▶ **Data records**
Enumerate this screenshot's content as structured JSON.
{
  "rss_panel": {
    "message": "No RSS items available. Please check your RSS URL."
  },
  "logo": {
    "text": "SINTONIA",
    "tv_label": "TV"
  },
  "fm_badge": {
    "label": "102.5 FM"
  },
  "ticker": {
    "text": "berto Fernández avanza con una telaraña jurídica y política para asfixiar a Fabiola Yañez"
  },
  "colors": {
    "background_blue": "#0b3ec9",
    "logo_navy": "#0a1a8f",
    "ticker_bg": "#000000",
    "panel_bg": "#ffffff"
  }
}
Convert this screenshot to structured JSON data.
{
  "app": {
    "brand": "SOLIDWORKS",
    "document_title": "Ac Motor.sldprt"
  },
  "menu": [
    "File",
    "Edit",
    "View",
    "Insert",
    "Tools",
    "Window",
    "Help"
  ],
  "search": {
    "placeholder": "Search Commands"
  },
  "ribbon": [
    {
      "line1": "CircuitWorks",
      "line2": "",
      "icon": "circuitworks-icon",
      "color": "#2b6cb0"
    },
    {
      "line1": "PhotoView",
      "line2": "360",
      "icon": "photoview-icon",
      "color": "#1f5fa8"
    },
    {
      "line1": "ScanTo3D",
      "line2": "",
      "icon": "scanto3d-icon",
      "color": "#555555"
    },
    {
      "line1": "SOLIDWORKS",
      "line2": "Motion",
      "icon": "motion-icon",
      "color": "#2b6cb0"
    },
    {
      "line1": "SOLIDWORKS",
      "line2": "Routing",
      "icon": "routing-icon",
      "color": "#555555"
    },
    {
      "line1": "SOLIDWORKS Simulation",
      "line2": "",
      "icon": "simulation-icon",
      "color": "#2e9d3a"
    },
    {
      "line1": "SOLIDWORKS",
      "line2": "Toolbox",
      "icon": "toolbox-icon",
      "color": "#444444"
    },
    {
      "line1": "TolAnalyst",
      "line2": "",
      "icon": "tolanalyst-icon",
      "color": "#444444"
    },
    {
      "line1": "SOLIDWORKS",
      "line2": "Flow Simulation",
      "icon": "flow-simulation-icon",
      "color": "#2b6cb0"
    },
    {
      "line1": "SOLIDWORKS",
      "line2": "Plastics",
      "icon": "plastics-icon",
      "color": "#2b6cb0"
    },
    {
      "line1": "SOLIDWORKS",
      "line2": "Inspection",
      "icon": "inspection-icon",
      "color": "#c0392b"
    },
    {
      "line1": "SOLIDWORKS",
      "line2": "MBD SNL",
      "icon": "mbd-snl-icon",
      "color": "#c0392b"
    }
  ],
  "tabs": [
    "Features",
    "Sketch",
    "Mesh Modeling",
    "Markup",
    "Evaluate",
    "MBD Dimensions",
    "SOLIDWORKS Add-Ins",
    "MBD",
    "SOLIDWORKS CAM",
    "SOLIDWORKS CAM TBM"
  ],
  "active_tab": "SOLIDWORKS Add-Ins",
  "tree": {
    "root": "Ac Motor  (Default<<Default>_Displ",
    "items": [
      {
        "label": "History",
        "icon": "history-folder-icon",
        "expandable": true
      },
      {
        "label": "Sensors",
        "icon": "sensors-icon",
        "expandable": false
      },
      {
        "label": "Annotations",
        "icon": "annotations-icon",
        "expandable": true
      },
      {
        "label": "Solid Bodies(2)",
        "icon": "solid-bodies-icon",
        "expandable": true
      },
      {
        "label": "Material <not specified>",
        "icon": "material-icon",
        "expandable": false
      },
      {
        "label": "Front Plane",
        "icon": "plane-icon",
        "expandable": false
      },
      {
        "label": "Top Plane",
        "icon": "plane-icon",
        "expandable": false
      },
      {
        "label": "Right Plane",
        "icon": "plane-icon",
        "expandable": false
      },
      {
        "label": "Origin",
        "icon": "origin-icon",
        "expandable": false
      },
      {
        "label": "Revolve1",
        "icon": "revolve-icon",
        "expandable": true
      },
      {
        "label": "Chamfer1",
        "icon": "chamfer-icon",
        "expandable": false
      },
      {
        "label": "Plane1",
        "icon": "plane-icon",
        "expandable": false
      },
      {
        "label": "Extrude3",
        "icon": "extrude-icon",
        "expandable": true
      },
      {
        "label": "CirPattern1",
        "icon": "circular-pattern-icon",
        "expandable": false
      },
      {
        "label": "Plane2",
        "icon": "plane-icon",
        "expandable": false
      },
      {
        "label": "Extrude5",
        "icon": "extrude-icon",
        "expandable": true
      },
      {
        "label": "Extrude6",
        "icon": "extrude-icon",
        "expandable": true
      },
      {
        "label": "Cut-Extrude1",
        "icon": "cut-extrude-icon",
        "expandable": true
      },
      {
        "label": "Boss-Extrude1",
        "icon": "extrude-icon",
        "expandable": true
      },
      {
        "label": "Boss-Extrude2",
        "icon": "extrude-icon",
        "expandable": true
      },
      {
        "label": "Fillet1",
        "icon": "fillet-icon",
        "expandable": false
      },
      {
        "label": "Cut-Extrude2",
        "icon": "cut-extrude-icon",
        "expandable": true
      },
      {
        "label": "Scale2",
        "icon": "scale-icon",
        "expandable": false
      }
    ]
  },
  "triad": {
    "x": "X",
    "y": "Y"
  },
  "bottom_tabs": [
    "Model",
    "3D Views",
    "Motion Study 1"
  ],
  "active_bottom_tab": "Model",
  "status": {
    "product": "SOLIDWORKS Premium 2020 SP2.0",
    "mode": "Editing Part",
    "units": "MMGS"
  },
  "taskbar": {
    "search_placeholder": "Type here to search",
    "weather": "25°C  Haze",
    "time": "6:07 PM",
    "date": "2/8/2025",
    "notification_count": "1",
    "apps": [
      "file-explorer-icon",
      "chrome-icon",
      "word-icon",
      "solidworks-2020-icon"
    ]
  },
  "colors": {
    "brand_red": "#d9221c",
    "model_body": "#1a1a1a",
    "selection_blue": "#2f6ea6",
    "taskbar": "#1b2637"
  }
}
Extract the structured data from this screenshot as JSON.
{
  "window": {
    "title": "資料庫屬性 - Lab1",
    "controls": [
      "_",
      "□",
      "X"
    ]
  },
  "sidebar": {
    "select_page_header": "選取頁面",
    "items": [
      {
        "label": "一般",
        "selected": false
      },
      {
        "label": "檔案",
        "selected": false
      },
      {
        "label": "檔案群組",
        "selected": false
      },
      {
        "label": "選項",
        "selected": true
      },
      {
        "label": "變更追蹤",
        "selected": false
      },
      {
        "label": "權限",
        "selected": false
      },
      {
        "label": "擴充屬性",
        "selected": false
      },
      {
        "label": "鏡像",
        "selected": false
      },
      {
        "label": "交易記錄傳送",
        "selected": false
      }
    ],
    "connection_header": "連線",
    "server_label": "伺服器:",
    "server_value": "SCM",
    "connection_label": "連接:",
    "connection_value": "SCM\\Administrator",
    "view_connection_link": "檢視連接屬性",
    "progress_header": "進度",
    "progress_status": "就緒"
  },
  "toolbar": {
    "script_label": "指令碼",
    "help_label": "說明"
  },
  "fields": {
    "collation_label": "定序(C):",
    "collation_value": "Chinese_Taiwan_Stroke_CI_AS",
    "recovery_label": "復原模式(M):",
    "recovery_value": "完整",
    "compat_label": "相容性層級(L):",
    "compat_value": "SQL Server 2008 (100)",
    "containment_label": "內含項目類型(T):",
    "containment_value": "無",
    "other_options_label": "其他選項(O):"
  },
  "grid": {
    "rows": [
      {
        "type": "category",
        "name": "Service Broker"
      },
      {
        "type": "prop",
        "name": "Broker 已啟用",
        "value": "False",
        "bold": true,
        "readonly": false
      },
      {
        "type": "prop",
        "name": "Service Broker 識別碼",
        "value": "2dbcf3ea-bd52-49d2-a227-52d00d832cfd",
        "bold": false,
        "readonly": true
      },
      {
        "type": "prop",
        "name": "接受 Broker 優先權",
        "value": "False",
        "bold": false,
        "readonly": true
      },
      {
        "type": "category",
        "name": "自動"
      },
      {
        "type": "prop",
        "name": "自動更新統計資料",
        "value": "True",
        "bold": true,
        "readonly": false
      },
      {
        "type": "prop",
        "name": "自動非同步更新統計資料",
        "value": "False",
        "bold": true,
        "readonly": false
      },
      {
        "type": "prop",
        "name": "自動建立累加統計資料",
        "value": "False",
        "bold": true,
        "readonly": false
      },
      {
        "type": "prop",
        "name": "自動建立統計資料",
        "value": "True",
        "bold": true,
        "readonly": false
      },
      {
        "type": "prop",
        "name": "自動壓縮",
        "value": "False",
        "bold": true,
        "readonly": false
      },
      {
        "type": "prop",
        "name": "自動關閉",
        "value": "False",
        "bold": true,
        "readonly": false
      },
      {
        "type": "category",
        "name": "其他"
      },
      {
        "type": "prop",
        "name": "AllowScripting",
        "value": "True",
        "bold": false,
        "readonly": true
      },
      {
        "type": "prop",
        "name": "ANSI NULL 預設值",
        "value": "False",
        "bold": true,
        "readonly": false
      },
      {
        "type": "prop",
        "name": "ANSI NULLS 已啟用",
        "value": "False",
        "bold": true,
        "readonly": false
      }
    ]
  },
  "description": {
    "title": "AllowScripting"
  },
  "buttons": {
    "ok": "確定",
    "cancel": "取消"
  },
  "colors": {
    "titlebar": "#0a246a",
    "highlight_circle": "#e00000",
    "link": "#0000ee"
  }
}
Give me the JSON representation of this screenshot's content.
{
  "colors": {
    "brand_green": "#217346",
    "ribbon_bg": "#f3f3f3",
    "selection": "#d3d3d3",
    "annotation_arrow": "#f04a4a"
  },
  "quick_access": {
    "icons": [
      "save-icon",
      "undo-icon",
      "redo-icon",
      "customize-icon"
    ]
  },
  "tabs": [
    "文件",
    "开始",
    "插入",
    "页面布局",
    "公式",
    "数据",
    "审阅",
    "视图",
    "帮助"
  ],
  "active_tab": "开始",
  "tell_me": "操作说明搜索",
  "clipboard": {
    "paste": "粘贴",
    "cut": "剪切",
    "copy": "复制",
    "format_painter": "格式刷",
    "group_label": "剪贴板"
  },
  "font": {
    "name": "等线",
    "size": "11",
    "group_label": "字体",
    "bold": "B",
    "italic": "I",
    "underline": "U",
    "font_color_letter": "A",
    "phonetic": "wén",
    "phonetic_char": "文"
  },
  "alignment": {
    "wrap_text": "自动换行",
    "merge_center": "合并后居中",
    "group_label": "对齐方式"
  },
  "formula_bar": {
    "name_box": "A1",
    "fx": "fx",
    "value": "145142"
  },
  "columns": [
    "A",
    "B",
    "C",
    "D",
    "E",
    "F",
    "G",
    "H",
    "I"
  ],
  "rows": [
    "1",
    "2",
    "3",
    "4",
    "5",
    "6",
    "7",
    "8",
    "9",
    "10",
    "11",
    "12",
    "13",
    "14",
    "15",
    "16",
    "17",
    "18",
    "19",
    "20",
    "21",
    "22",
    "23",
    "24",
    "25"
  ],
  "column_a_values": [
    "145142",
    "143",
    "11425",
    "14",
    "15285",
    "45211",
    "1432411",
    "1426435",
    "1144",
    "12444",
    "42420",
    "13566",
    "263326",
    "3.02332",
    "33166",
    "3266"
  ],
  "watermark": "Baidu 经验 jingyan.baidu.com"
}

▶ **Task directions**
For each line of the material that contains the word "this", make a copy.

▶ **Output below**
Enumerate this screenshot's content as structured JSON.
Convert this screenshot to structured JSON data.
Extract the structured data from this screenshot as JSON.
Give me the JSON representation of this screenshot's content.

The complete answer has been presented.